Your task:
Lift out all lines below that contain "given".

Record excerpts:
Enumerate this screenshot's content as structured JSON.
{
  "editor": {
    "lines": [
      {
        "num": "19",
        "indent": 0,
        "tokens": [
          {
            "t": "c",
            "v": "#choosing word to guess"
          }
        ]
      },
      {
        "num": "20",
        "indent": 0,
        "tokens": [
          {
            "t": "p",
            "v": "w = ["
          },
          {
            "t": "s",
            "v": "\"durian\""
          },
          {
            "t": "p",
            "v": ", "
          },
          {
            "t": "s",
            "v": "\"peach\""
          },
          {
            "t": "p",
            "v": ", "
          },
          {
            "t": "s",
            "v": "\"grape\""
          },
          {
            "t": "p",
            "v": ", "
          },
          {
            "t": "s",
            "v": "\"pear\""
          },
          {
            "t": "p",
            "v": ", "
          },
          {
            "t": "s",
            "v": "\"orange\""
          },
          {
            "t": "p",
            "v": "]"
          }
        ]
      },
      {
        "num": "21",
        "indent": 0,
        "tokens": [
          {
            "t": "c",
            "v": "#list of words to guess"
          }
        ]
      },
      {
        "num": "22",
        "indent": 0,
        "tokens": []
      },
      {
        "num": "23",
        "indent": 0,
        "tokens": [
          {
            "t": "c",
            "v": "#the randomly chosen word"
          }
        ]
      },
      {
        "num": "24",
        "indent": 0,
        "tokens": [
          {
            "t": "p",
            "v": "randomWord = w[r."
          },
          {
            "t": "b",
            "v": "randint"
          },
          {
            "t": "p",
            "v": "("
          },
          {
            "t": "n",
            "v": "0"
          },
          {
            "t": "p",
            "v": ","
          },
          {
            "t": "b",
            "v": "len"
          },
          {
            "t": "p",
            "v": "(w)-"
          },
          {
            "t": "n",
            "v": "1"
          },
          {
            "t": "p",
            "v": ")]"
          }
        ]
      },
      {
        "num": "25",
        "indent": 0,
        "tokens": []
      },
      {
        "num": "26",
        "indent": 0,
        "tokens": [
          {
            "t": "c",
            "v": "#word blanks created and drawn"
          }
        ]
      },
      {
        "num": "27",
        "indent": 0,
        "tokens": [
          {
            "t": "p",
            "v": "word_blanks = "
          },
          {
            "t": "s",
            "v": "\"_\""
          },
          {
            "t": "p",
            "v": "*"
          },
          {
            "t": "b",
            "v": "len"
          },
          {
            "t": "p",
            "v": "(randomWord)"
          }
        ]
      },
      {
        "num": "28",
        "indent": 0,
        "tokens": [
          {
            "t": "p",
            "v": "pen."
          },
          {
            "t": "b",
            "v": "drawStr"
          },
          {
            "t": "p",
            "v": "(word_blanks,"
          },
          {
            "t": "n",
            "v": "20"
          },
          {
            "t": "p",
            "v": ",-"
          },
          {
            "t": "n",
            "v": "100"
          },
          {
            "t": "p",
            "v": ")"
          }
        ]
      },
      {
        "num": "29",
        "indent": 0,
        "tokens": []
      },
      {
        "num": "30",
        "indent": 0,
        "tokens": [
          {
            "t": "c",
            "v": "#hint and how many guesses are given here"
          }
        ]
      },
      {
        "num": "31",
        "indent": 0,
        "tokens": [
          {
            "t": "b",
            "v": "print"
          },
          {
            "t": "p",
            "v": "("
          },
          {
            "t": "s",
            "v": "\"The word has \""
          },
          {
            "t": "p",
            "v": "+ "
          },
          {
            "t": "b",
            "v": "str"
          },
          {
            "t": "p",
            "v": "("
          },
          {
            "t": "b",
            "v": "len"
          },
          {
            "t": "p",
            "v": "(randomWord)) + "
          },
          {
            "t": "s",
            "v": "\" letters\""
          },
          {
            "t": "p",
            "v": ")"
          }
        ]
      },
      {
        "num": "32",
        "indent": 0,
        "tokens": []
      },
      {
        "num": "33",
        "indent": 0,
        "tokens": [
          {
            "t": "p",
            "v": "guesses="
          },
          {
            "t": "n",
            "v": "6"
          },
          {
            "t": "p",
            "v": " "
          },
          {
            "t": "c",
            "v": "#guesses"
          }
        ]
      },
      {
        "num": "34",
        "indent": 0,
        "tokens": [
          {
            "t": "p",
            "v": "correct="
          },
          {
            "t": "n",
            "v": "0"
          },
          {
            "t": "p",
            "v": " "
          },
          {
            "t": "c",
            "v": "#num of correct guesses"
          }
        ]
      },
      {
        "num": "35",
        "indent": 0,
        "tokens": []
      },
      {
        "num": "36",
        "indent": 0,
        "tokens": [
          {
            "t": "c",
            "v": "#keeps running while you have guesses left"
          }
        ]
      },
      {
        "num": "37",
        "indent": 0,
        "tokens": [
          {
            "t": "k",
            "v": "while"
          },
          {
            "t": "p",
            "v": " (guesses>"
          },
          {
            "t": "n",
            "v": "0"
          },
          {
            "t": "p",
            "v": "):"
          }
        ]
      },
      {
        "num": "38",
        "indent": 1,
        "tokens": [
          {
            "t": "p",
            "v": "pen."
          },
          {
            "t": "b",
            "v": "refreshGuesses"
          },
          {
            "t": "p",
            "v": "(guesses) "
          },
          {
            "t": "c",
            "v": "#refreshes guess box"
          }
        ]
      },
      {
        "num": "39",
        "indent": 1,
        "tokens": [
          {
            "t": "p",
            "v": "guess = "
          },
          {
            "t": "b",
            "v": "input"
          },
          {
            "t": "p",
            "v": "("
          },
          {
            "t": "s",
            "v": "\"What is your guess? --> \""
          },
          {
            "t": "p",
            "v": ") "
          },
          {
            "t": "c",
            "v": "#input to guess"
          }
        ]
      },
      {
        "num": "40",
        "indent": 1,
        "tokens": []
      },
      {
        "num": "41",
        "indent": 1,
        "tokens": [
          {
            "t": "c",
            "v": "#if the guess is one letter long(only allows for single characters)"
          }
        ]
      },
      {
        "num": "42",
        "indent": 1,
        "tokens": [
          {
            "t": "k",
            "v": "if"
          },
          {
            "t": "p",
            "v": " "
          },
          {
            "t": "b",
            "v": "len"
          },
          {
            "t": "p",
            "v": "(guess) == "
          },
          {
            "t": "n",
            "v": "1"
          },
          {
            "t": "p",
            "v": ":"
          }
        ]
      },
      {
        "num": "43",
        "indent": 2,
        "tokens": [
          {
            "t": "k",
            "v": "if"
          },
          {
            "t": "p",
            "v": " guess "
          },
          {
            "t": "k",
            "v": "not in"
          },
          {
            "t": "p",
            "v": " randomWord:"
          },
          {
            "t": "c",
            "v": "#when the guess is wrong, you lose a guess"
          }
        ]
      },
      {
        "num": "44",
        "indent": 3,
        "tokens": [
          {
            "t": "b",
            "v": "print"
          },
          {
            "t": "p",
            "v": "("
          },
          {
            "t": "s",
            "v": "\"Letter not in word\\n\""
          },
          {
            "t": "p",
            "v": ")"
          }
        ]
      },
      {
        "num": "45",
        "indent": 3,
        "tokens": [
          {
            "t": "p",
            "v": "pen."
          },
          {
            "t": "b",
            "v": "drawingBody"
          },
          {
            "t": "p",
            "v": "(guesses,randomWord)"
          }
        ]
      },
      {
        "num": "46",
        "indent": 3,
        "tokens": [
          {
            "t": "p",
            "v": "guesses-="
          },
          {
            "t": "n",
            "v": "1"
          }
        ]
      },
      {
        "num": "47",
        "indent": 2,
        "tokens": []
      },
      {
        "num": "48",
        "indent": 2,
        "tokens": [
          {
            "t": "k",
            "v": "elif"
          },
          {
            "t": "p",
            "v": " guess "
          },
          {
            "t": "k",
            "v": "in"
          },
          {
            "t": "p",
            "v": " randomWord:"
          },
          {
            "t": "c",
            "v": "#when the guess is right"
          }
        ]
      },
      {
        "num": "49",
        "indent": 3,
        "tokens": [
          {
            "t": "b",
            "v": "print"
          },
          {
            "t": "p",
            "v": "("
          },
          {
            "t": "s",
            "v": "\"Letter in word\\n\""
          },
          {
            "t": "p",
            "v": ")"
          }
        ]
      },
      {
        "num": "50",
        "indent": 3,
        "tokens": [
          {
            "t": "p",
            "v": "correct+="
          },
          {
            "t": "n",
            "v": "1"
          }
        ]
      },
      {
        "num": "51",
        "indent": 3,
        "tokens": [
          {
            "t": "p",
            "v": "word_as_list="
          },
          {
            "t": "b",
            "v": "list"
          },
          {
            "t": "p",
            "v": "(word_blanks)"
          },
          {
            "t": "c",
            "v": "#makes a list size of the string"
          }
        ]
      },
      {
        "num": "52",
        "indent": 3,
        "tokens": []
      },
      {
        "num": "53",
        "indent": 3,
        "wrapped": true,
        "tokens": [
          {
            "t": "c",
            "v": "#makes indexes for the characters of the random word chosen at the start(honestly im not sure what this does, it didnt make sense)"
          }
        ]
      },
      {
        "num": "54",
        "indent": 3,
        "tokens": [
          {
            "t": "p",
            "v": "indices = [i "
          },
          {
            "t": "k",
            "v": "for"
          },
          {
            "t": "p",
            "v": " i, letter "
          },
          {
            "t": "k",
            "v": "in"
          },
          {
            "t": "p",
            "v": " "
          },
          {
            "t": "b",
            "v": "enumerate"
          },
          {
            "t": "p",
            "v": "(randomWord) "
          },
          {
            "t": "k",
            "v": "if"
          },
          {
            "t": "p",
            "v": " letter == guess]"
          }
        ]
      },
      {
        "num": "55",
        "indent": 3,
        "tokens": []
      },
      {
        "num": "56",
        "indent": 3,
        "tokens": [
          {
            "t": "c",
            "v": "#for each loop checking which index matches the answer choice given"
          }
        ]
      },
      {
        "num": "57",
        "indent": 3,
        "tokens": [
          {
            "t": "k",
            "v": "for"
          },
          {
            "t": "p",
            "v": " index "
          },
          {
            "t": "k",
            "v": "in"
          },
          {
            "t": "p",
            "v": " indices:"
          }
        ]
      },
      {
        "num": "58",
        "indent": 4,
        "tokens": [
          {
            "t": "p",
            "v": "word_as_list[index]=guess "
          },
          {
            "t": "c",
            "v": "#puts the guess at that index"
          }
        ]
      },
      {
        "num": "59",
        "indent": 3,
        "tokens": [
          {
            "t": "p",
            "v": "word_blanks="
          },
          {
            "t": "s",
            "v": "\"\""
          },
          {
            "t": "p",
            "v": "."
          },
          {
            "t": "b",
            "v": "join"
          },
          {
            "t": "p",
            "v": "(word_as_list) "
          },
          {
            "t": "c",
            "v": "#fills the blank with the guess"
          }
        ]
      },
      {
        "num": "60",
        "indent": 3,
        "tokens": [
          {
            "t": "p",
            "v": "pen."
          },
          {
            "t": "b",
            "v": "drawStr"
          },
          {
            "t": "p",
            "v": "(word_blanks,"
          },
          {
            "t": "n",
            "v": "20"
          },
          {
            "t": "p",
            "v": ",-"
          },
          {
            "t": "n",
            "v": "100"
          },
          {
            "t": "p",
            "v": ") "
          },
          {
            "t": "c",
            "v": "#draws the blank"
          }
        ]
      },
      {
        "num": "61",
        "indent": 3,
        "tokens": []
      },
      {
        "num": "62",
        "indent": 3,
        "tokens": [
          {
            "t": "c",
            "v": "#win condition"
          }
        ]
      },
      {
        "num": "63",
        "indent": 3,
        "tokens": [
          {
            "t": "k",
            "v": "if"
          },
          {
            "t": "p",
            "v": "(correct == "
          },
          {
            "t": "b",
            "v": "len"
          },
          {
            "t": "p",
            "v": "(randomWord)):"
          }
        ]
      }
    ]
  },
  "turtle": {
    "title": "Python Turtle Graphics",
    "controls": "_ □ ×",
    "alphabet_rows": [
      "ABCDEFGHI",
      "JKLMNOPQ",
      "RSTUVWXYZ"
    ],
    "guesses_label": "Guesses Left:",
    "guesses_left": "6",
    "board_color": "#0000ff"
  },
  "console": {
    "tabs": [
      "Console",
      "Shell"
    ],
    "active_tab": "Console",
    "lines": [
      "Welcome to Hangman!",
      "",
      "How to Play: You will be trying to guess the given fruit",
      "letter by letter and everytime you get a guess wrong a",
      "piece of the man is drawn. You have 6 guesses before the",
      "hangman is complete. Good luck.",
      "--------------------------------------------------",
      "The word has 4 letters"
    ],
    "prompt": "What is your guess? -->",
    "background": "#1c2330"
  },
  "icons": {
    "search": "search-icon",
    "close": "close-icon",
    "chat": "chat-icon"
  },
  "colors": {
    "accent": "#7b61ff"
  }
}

Output of the exercise:
            "v": "#hint and how many guesses are given here"
            "v": "#for each loop checking which index matches the answer choice given"
      "How to Play: You will be trying to guess the given fruit",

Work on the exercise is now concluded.